Dev says "BUT IT'S BETTER." User experience is actually that of being irritated and not getting things done as efficiently as usual, so their response is "IN PRACTICE, IN THE CURRENT CONTEXT OF MY LIFE, NO IT'S NOT."
If you look in the FEMA site, they say that they provide gramts to perform repairs not covered by insurance. And no, they don't do a needs test. Now, the typical rich person does not let their insurance lapse just so that they can get a FEMA grant. Because such a grant is no sure thing. They also point out that SBA loans are the main source of assistance following a disaster. You get a break on interest, but you have to pay them back.
I'm actually pretty impossible to please in this department. I would like to see yet still more indication that the problem is well understood. Predictions that are precise to 15 digits, and that unlike all other scientific endeavors don't need to be "corrected" post hoc would do most of it for me.

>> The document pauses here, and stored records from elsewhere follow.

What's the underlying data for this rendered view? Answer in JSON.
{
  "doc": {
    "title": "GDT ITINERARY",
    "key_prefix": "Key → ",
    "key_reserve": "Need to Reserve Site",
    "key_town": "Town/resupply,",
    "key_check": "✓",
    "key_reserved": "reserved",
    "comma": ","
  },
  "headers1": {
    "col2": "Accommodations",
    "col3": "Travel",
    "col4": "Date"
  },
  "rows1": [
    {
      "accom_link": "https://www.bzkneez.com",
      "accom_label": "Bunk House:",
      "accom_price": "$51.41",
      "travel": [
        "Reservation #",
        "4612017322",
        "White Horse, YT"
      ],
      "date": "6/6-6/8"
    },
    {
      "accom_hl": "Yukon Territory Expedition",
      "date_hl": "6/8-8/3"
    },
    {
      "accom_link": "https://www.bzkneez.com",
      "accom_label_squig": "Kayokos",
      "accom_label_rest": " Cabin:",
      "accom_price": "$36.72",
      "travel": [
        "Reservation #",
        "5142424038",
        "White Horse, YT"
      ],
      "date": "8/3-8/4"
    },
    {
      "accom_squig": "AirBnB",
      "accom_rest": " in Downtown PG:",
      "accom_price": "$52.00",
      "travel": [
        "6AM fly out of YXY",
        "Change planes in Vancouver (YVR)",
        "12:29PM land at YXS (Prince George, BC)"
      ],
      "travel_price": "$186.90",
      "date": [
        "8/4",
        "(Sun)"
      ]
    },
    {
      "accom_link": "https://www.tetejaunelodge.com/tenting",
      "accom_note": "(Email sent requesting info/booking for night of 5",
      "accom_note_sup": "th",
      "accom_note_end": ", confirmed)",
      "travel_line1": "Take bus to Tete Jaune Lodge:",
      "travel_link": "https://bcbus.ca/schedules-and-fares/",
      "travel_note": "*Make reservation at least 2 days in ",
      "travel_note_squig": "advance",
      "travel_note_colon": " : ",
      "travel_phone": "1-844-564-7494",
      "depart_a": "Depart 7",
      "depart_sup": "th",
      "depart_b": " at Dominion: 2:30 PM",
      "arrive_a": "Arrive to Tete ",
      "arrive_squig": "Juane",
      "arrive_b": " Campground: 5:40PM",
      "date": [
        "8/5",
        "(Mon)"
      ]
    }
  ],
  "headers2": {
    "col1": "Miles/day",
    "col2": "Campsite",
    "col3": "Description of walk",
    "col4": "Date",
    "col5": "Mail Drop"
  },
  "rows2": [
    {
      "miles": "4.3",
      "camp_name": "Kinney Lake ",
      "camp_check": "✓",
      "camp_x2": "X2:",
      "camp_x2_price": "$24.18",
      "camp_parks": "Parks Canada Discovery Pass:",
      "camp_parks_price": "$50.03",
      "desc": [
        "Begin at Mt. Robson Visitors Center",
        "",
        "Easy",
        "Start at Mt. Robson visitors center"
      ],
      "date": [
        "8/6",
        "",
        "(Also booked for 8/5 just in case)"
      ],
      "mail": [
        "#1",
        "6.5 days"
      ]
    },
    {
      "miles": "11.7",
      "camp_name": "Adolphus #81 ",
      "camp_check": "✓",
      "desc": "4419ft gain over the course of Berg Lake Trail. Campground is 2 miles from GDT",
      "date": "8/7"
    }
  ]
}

But that's the thing: it is very well understood, and scientists have made many predictions that are panning out. No one's ever going to say "the earth will get x.xxxxxxx% warmer on this date". Predictions are in the form of "we believe the atmosphere will get between x and y% warmer, with a confidence of z". And they've been accurate as stated. Any claims to the contrary are radical restatements of history.
What you are observing is economics. As a city or town population grows, the best land becomes unavailable and those who arrive later or have less funds available must settle for less desirable land. Thus many cities have been extended using landfill which liquifies as the San Francisco Marina District did in the 1989 Loma Prieta earthquake, or floods. Risks may not be disclosed by developers, or may be discounted by authorities as the risks of global warming are today.
Efforts to protect people who might otherwise buy such land or to mitigate the risks are often labeled as government over-reach or nanny state.
What are you going to blame when we lose Florida? Is there a convenient river there to point the finger at? What ungodly amount of river water is flowing through the Solomon Islands that's causing them to disappear7?
How can an artificial sweetener that is not absorbed by the body, like sucralose, have any physical effect, unless the brain hates being tricked and is getting even.
Nailed it. From Wash U med school:
The elevated insulin response could be a good thing, she pointed out, because it shows the person is able to make enough insulin to deal with spiking glucose levels. But it also might be bad because when people routinely secrete more insulin, they can become resistant to its effects, a path that leads to type 2 diabetes.
Basically, the part of your digestive tract that identifies incoming sugar and triggers an insulin release can't tell the difference between sugar and sweeteners. That's not a shocker: if our taste buds can be tricked, it's not crazy to imagine that our sugar-detecting circuits are also fallible. When your body is continually flooded with elevated insulin, it becomes resistant to it. Another term for insulin resistance is type 2 (adult onset) diabetes.
Oh, of course they were caused by misguided engineering efforts. Everything from the Army Corps of Engineers to Smoky Bear goes under that heading. The most basic problem is the fact that we locate cities next to resources and transportation, which means water, without realizing where the 400-year flood plane is. Etc. We have learned something since then.
Our problem, today, is fixing these things. Which is blocked by folks who don't believe in anthropogenic climate change, or even cause and effect at all. They don't, for the most part, register Democratic.
"Trust me. I know what I'm doing." -- Sledge Hammer